* [WHAT NEEDS TO BE DONE] Return every record exactly as written.
(INFORMATION SUPPLIED Opens)
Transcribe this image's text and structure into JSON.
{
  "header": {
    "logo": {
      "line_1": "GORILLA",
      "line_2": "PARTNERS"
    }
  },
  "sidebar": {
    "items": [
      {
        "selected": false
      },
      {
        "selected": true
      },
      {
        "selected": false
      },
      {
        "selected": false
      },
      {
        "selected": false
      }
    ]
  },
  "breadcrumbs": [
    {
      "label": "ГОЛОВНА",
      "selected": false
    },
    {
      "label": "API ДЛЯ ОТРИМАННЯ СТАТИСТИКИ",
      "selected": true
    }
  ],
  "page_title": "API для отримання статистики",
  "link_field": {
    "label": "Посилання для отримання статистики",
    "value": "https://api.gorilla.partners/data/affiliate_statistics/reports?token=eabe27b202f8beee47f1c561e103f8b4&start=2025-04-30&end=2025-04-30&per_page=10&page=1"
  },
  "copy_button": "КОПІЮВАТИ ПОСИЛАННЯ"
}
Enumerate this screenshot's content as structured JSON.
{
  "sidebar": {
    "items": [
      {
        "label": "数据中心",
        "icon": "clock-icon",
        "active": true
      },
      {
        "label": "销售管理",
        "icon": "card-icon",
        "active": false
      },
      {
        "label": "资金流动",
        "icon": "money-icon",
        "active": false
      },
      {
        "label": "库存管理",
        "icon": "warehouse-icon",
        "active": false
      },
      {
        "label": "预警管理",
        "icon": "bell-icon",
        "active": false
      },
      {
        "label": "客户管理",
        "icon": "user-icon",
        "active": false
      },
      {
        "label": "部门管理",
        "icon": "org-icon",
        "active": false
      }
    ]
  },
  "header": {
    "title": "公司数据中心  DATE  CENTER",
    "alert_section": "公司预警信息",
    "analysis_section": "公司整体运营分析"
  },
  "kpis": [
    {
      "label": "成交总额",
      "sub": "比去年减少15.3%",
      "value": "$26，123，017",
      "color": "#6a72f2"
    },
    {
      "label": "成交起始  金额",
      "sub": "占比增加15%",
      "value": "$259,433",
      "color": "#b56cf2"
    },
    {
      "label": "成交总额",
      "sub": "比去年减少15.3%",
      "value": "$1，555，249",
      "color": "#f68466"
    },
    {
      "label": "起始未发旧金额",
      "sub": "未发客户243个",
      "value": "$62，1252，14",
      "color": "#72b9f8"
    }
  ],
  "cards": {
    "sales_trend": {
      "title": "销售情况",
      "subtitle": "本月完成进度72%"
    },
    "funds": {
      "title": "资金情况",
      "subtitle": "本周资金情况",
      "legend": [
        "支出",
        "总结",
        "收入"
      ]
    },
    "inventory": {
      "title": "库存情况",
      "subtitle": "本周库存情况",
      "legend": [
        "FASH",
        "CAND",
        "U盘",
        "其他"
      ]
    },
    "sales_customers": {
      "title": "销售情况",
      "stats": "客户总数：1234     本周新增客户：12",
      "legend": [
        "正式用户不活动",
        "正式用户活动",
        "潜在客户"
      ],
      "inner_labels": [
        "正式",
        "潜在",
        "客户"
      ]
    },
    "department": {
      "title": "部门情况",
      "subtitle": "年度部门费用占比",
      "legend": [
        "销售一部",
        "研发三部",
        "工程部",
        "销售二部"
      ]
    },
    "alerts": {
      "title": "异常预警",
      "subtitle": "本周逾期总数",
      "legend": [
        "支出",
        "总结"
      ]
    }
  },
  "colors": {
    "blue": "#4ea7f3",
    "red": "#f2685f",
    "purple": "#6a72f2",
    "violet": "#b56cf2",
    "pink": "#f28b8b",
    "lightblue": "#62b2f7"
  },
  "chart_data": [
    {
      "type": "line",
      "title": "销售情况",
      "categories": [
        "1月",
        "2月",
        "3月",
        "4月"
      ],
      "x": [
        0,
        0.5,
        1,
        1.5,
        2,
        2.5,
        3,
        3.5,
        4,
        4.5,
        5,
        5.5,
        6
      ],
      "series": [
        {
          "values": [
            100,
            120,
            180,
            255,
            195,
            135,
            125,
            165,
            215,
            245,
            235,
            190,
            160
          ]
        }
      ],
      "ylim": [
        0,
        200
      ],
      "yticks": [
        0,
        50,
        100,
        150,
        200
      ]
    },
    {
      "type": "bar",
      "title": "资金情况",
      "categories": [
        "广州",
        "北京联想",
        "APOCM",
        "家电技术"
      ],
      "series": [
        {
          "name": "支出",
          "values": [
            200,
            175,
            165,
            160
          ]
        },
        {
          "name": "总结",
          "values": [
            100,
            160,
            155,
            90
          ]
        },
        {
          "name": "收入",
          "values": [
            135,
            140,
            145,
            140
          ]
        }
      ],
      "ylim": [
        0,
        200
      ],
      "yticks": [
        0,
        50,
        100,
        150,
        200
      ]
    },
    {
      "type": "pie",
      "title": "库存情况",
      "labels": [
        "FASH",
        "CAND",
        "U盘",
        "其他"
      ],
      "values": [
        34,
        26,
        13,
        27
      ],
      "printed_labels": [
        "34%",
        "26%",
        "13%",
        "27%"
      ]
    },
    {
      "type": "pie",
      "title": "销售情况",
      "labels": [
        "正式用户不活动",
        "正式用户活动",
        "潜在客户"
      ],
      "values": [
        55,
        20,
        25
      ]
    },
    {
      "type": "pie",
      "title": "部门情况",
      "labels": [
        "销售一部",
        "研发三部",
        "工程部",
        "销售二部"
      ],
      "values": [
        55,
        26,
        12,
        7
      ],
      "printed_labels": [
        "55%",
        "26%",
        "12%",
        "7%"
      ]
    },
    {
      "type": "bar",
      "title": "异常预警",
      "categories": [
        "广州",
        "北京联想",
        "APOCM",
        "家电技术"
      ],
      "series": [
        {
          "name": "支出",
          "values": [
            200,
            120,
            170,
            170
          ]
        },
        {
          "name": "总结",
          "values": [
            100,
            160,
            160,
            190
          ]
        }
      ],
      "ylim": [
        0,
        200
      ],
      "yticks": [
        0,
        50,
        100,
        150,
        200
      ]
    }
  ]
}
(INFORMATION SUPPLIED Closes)
* [REPLY]
Transcribe this image's text and structure into JSON.
{
  "header": {
    "logo": {
      "line_1": "GORILLA",
      "line_2": "PARTNERS"
    }
  },
  "sidebar": {
    "items": [
      {
        "selected": false
      },
      {
        "selected": true
      },
      {
        "selected": false
      },
      {
        "selected": false
      },
      {
        "selected": false
      }
    ]
  },
  "breadcrumbs": [
    {
      "label": "ГОЛОВНА",
      "selected": false
    },
    {
      "label": "API ДЛЯ ОТРИМАННЯ СТАТИСТИКИ",
      "selected": true
    }
  ],
  "page_title": "API для отримання статистики",
  "link_field": {
    "label": "Посилання для отримання статистики",
    "value": "https://api.gorilla.partners/data/affiliate_statistics/reports?token=eabe27b202f8beee47f1c561e103f8b4&start=2025-04-30&end=2025-04-30&per_page=10&page=1"
  },
  "copy_button": "КОПІЮВАТИ ПОСИЛАННЯ"
}
Enumerate this screenshot's content as structured JSON.
{
  "sidebar": {
    "items": [
      {
        "label": "数据中心",
        "icon": "clock-icon",
        "active": true
      },
      {
        "label": "销售管理",
        "icon": "card-icon",
        "active": false
      },
      {
        "label": "资金流动",
        "icon": "money-icon",
        "active": false
      },
      {
        "label": "库存管理",
        "icon": "warehouse-icon",
        "active": false
      },
      {
        "label": "预警管理",
        "icon": "bell-icon",
        "active": false
      },
      {
        "label": "客户管理",
        "icon": "user-icon",
        "active": false
      },
      {
        "label": "部门管理",
        "icon": "org-icon",
        "active": false
      }
    ]
  },
  "header": {
    "title": "公司数据中心  DATE  CENTER",
    "alert_section": "公司预警信息",
    "analysis_section": "公司整体运营分析"
  },
  "kpis": [
    {
      "label": "成交总额",
      "sub": "比去年减少15.3%",
      "value": "$26，123，017",
      "color": "#6a72f2"
    },
    {
      "label": "成交起始  金额",
      "sub": "占比增加15%",
      "value": "$259,433",
      "color": "#b56cf2"
    },
    {
      "label": "成交总额",
      "sub": "比去年减少15.3%",
      "value": "$1，555，249",
      "color": "#f68466"
    },
    {
      "label": "起始未发旧金额",
      "sub": "未发客户243个",
      "value": "$62，1252，14",
      "color": "#72b9f8"
    }
  ],
  "cards": {
    "sales_trend": {
      "title": "销售情况",
      "subtitle": "本月完成进度72%"
    },
    "funds": {
      "title": "资金情况",
      "subtitle": "本周资金情况",
      "legend": [
        "支出",
        "总结",
        "收入"
      ]
    },
    "inventory": {
      "title": "库存情况",
      "subtitle": "本周库存情况",
      "legend": [
        "FASH",
        "CAND",
        "U盘",
        "其他"
      ]
    },
    "sales_customers": {
      "title": "销售情况",
      "stats": "客户总数：1234     本周新增客户：12",
      "legend": [
        "正式用户不活动",
        "正式用户活动",
        "潜在客户"
      ],
      "inner_labels": [
        "正式",
        "潜在",
        "客户"
      ]
    },
    "department": {
      "title": "部门情况",
      "subtitle": "年度部门费用占比",
      "legend": [
        "销售一部",
        "研发三部",
        "工程部",
        "销售二部"
      ]
    },
    "alerts": {
      "title": "异常预警",
      "subtitle": "本周逾期总数",
      "legend": [
        "支出",
        "总结"
      ]
    }
  },
  "colors": {
    "blue": "#4ea7f3",
    "red": "#f2685f",
    "purple": "#6a72f2",
    "violet": "#b56cf2",
    "pink": "#f28b8b",
    "lightblue": "#62b2f7"
  },
  "chart_data": [
    {
      "type": "line",
      "title": "销售情况",
      "categories": [
        "1月",
        "2月",
        "3月",
        "4月"
      ],
      "x": [
        0,
        0.5,
        1,
        1.5,
        2,
        2.5,
        3,
        3.5,
        4,
        4.5,
        5,
        5.5,
        6
      ],
      "series": [
        {
          "values": [
            100,
            120,
            180,
            255,
            195,
            135,
            125,
            165,
            215,
            245,
            235,
            190,
            160
          ]
        }
      ],
      "ylim": [
        0,
        200
      ],
      "yticks": [
        0,
        50,
        100,
        150,
        200
      ]
    },
    {
      "type": "bar",
      "title": "资金情况",
      "categories": [
        "广州",
        "北京联想",
        "APOCM",
        "家电技术"
      ],
      "series": [
        {
          "name": "支出",
          "values": [
            200,
            175,
            165,
            160
          ]
        },
        {
          "name": "总结",
          "values": [
            100,
            160,
            155,
            90
          ]
        },
        {
          "name": "收入",
          "values": [
            135,
            140,
            145,
            140
          ]
        }
      ],
      "ylim": [
        0,
        200
      ],
      "yticks": [
        0,
        50,
        100,
        150,
        200
      ]
    },
    {
      "type": "pie",
      "title": "库存情况",
      "labels": [
        "FASH",
        "CAND",
        "U盘",
        "其他"
      ],
      "values": [
        34,
        26,
        13,
        27
      ],
      "printed_labels": [
        "34%",
        "26%",
        "13%",
        "27%"
      ]
    },
    {
      "type": "pie",
      "title": "销售情况",
      "labels": [
        "正式用户不活动",
        "正式用户活动",
        "潜在客户"
      ],
      "values": [
        55,
        20,
        25
      ]
    },
    {
      "type": "pie",
      "title": "部门情况",
      "labels": [
        "销售一部",
        "研发三部",
        "工程部",
        "销售二部"
      ],
      "values": [
        55,
        26,
        12,
        7
      ],
      "printed_labels": [
        "55%",
        "26%",
        "12%",
        "7%"
      ]
    },
    {
      "type": "bar",
      "title": "异常预警",
      "categories": [
        "广州",
        "北京联想",
        "APOCM",
        "家电技术"
      ],
      "series": [
        {
          "name": "支出",
          "values": [
            200,
            120,
            170,
            170
          ]
        },
        {
          "name": "总结",
          "values": [
            100,
            160,
            160,
            190
          ]
        }
      ],
      "ylim": [
        0,
        200
      ],
      "yticks": [
        0,
        50,
        100,
        150,
        200
      ]
    }
  ]
}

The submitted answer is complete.